__What needs to be done__. From the entries below, list each line with "name".

[Website and app data records]
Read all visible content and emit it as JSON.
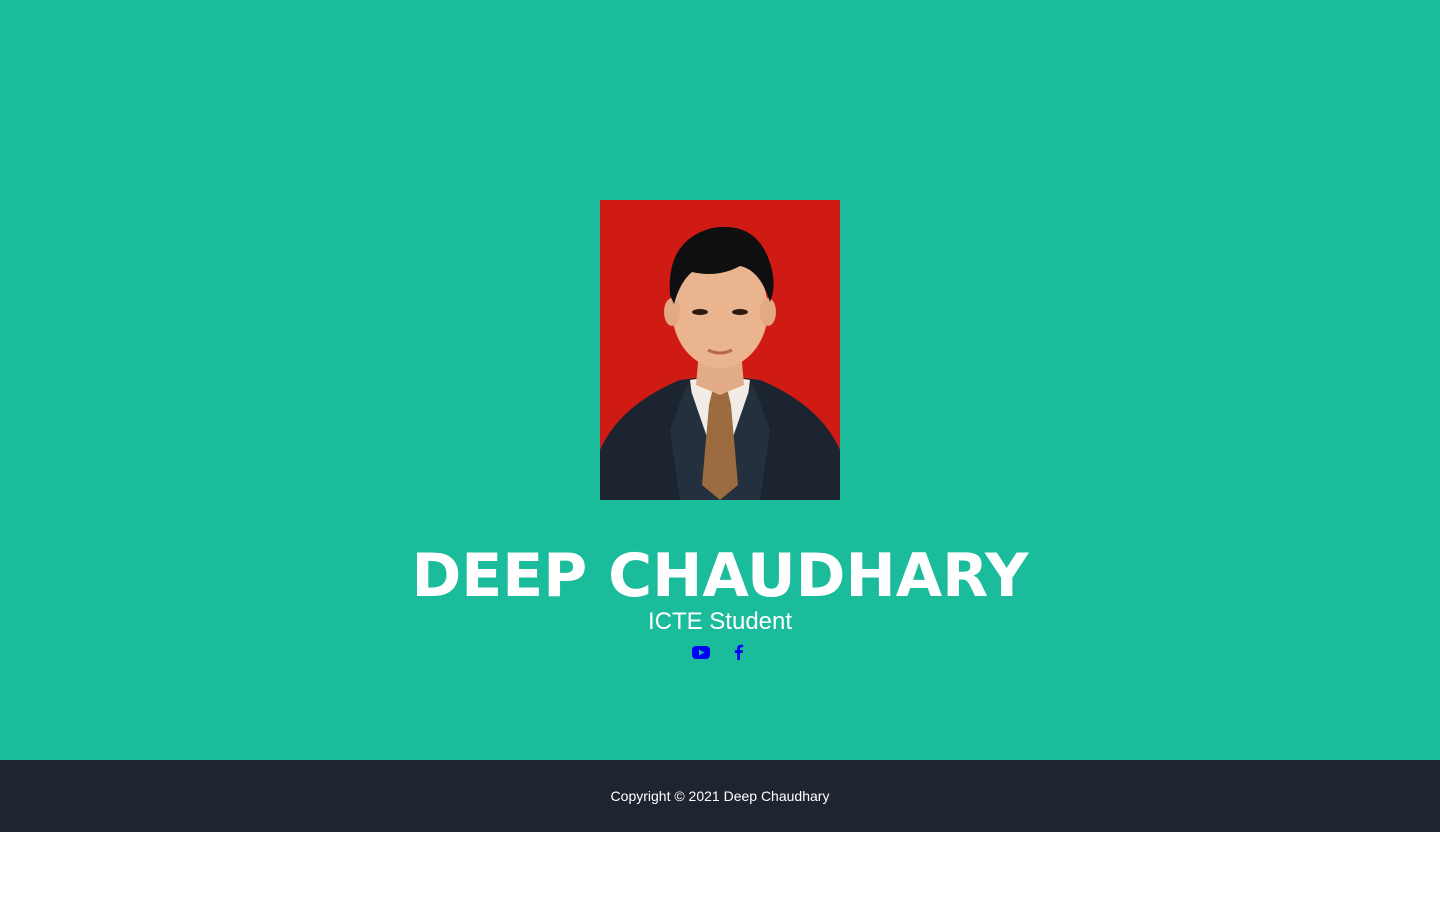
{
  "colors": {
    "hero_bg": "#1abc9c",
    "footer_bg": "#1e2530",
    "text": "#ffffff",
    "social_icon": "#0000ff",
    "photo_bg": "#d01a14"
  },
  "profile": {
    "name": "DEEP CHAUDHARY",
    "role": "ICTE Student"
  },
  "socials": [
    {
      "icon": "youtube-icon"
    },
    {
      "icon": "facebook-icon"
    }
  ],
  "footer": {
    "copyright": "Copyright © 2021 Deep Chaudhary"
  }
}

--

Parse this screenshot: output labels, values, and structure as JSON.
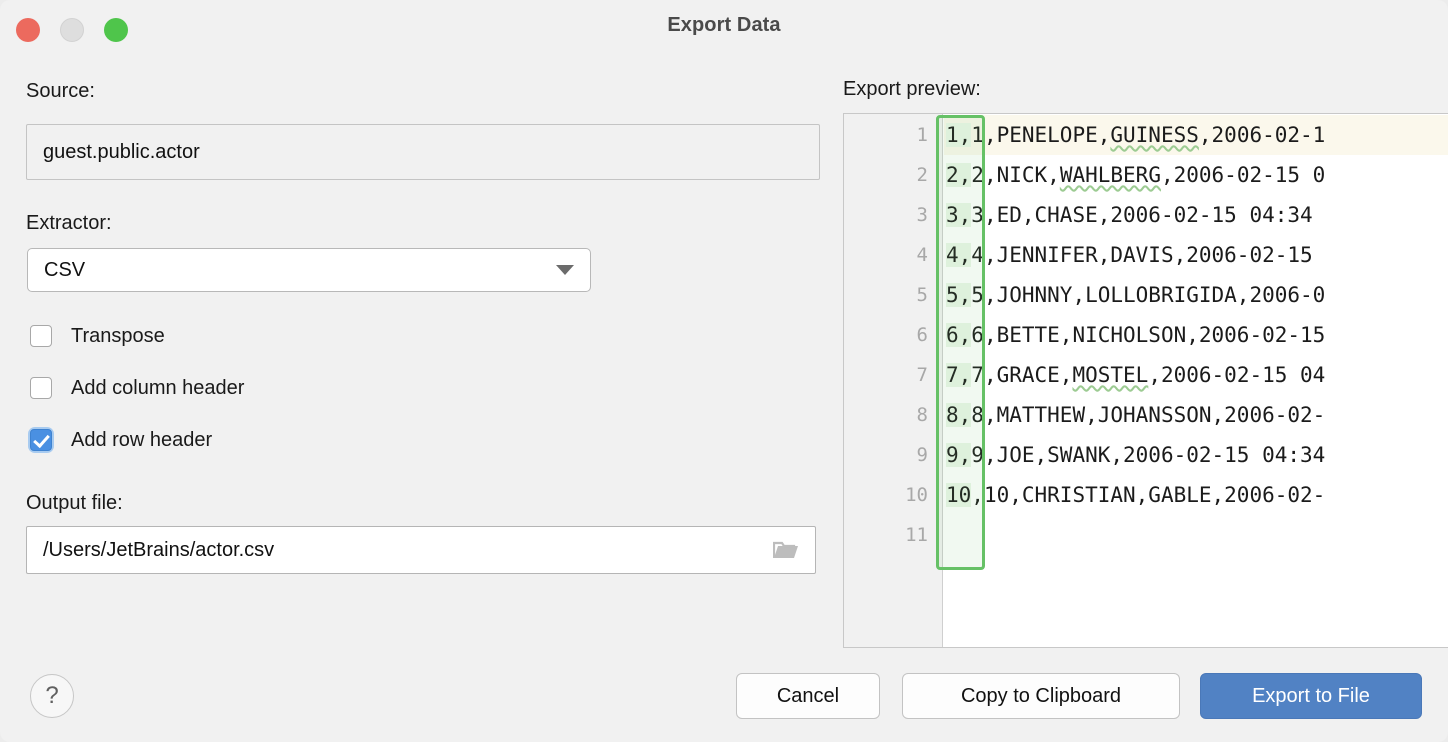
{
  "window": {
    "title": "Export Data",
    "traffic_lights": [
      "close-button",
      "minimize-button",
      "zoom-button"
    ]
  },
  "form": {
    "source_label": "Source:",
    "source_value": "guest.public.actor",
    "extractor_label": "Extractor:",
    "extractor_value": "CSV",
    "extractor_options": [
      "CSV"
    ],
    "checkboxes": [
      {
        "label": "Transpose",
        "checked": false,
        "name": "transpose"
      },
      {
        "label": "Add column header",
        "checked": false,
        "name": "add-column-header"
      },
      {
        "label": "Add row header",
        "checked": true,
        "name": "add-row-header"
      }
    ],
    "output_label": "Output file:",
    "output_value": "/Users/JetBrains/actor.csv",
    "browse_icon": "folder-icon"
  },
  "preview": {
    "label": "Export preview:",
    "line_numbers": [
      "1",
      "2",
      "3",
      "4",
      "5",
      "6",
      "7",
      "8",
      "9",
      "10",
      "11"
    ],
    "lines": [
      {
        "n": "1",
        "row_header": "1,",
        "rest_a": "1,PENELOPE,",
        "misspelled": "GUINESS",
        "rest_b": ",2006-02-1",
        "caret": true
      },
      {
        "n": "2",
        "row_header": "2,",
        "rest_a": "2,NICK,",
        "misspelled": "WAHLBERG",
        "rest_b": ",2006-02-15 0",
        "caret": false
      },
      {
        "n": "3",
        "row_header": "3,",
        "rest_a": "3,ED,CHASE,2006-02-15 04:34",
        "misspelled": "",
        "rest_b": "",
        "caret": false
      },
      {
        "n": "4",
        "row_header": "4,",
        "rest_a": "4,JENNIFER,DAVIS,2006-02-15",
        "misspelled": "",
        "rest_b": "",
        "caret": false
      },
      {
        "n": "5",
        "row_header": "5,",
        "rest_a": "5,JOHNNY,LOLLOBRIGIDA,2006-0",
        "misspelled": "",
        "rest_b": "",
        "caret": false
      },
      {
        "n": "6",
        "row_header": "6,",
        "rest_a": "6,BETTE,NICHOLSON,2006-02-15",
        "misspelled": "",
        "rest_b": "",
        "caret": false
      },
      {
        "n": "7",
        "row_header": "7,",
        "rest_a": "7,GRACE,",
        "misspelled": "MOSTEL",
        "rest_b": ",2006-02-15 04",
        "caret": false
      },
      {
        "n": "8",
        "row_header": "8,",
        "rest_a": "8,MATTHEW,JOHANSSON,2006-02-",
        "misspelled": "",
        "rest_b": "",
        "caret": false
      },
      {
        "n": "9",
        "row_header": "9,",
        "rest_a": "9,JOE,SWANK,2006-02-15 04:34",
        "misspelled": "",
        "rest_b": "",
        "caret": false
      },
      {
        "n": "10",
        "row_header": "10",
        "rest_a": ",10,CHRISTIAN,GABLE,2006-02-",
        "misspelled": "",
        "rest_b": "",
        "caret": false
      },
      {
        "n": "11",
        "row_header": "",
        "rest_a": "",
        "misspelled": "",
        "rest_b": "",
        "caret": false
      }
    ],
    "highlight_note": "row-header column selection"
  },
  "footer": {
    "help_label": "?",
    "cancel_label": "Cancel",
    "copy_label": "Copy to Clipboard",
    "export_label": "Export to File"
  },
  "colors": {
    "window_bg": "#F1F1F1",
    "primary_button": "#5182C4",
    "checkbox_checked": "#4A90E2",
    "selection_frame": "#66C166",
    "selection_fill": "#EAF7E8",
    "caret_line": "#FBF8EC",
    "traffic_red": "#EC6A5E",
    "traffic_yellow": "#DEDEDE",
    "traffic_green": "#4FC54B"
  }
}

__Response area__.
    "name": "DEEP CHAUDHARY",
        "name": "transpose"
        "name": "add-column-header"
        "name": "add-row-header"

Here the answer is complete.